Voir la version complète : The Subnational Human Development Index: Moving beyond country-level averages

28/06/2018, 13h55
31 May 2018
By Iñaki Permanyer and Jeroen Smits

Iñaki Permanyer is a Ramón y Cajal Research Fellow at the Centre d’Estudis Demogràfics, and Jeroen Smits is head of the Global Data Lab at Radboud University

The Human Development Index (HDI) is a summary measure of achievement in key dimensions of human development: a long and healthy life, being knowledgeable and have a decent standard of living. Published most years since 1990, the HDI has become UNDP’s flagship indicator and is now one of the reference indicators to assess countries’ socio-economic development.

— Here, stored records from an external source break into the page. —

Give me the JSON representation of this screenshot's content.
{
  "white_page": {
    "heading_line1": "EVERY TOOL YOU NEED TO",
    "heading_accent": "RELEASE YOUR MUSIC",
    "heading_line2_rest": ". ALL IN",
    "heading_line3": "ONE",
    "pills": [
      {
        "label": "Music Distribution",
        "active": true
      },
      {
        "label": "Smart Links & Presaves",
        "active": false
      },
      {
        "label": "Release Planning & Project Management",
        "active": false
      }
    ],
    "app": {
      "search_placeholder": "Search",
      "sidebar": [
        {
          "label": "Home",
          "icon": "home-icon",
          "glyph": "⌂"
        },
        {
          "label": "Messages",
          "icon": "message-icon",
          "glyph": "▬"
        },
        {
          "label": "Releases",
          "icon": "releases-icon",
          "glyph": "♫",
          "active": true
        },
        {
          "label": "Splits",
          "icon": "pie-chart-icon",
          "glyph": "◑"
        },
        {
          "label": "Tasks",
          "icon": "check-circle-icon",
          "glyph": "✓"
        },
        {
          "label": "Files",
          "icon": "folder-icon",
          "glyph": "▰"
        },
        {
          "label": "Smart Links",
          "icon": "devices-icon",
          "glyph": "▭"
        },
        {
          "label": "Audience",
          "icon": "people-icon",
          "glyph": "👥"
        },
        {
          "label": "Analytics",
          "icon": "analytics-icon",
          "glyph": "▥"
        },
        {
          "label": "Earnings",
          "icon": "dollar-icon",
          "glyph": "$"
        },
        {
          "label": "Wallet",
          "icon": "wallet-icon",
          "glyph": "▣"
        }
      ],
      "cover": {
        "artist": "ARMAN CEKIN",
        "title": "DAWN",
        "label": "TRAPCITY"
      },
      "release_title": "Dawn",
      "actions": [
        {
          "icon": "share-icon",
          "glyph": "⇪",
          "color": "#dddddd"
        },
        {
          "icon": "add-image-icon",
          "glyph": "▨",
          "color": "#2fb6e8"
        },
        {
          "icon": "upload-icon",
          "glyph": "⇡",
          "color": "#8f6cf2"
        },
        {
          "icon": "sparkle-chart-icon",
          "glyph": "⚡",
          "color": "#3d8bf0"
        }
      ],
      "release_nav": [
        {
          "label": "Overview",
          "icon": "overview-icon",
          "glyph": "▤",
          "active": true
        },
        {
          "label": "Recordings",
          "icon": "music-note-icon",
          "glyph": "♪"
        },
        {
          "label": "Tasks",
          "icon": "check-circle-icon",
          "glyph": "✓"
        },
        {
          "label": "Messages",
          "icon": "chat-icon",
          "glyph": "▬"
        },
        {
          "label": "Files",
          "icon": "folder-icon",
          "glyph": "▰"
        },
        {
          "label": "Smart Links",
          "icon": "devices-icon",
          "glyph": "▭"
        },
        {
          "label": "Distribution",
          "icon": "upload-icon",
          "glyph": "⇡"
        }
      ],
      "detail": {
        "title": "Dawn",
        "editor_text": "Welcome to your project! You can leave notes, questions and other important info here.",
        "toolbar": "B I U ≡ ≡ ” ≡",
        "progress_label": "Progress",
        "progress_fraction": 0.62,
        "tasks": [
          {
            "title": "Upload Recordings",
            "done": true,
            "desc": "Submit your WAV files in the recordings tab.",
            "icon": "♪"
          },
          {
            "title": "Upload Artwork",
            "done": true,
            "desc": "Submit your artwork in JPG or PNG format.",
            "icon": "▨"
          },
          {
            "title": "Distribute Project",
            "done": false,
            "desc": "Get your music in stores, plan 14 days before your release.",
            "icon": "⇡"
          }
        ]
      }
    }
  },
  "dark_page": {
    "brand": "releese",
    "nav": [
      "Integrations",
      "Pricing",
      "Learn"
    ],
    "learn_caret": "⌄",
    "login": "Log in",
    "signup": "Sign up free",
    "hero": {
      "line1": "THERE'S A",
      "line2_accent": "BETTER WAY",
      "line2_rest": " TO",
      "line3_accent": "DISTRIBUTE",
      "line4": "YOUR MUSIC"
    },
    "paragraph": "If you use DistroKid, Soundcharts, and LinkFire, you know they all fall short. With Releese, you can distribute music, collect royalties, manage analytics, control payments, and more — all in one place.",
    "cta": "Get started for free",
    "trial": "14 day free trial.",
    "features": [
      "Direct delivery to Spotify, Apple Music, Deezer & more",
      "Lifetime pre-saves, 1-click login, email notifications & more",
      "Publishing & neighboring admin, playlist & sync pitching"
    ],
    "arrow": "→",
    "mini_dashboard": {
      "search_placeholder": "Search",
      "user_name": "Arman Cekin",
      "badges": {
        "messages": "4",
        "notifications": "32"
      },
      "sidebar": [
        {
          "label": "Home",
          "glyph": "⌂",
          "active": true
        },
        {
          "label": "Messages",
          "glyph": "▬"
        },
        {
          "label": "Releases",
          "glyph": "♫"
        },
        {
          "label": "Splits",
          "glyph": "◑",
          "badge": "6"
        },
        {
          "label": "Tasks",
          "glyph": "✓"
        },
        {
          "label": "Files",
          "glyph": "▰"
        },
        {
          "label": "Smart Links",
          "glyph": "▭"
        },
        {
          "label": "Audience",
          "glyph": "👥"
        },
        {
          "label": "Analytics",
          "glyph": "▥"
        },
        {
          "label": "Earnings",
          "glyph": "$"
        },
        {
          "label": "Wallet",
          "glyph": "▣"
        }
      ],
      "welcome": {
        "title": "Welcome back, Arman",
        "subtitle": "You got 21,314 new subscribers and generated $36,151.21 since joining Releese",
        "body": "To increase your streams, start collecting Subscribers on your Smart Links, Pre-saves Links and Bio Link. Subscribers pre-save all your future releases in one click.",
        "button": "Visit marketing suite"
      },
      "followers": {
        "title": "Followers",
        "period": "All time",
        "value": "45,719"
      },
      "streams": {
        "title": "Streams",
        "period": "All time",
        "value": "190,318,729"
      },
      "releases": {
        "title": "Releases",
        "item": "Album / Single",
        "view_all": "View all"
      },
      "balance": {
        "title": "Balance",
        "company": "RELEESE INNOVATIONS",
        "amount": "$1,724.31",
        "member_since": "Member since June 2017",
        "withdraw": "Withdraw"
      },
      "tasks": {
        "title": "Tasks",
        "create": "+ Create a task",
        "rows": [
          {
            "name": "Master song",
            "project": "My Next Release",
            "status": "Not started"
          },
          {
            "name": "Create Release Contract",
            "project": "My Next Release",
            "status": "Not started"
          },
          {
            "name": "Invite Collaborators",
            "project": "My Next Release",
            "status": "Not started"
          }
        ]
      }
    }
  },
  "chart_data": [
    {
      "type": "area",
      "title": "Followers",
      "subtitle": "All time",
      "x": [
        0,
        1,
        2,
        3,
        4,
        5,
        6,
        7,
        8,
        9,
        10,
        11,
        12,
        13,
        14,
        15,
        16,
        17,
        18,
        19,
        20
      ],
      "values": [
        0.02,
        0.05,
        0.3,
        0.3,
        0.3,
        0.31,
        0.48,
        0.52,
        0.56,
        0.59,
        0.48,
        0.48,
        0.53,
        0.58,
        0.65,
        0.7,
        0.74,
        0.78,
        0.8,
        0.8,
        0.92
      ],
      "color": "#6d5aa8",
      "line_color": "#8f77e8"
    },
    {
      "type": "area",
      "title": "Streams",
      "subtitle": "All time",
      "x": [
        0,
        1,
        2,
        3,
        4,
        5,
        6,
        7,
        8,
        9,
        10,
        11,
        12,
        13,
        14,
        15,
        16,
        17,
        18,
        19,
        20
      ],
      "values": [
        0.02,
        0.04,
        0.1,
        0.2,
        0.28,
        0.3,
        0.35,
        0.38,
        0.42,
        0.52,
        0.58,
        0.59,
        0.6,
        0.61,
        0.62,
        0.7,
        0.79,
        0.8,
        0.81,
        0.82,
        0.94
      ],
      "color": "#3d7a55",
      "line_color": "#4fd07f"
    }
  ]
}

Despite its global success, it has received some criticism regarding distributional issues. How can a single number faithfully represent the distribution of education, health and living standards among vast countries with millions of inhabitants? Empirical evidence suggests that there are substantial differences in these three dimensions not only across countries, but also within them. Indeed, the United Nations have included the ‘reduction of inequalities between and within countries’ as one of the key Sustainable Development Goals (SDGs) for the global development agenda.

Uncovering heterogeneity within countries globally

In national human development reports and local studies, within-country variations in human development have been uncovered, for instance, across regions, income quintiles and population groups. While interesting in their own right, these studies are still quite rare, each using its own approach. What is missing is an index constructed with a simple and internationally comparable methodology that shows within-country variation in human development across the globe.

The new Subnational Human Development Index (SHDI), calculated by the authors, is just such a simple cross-nationally comparable index. While at the national level it coincides with the official HDI constructed by the UNDP, its subnational values reflect – in a globally comparable way – the variation in human development among geographic regions within countries. The SHDI is currently available for more than 1600 regions in 160 countries, covering over 99% of the world population.

Methodologically the SHDI is based on subnational versions of the four indicators that are used to construct the official HDI. In countries where these indicators were not available at a subnational level, we have estimated them using available information on related indicators (e.g. child survival for life expectancy and household wealth for GNI per capita). The indicators are constructed so that their national averages are equal to the national UNDP values. At the national level, the SHDI therefore equals the official UNDP HDI.

Figure 1 shows the subnational variation in SHDI across the globe for the year 2015. This map provides a much more nuanced picture than the ones generated from national-level averages. The distribution of SHDI values allows for identifying clusters of high, middle and low human development, which sometimes cut across national borders. This can be seen in the highly developed regions surrounding the Alps (including regions in France, Switzerland, Germany, Austria and Italy), the middle-developed coastal regions in front of the Gulf of Guinea (including regions in Ghana, Togo, Benin, Nigeria, Cameroon, Equatorial Guinea and Gabon), or the least developed regions in landlocked Sub-Saharan African countries (including Burkina Faso, Mali, Niger, Chad, the Central African Republic and South Sudan).


28/06/2018, 14h09
L'index du developpement humain décortiqué par région ce qui montre les disparités régionales. Entre la région de Tunis et celle de Kairouan, un différentiel de plus de 0.13 (En années, c'est 20 ans d'écart) !!

Autre remarque, que ce soit à notre gauche ou à notre droite, les zones frontalières sont les moins développées humainement. Ce qui pourrait expliquer le phénomène de la contrebande.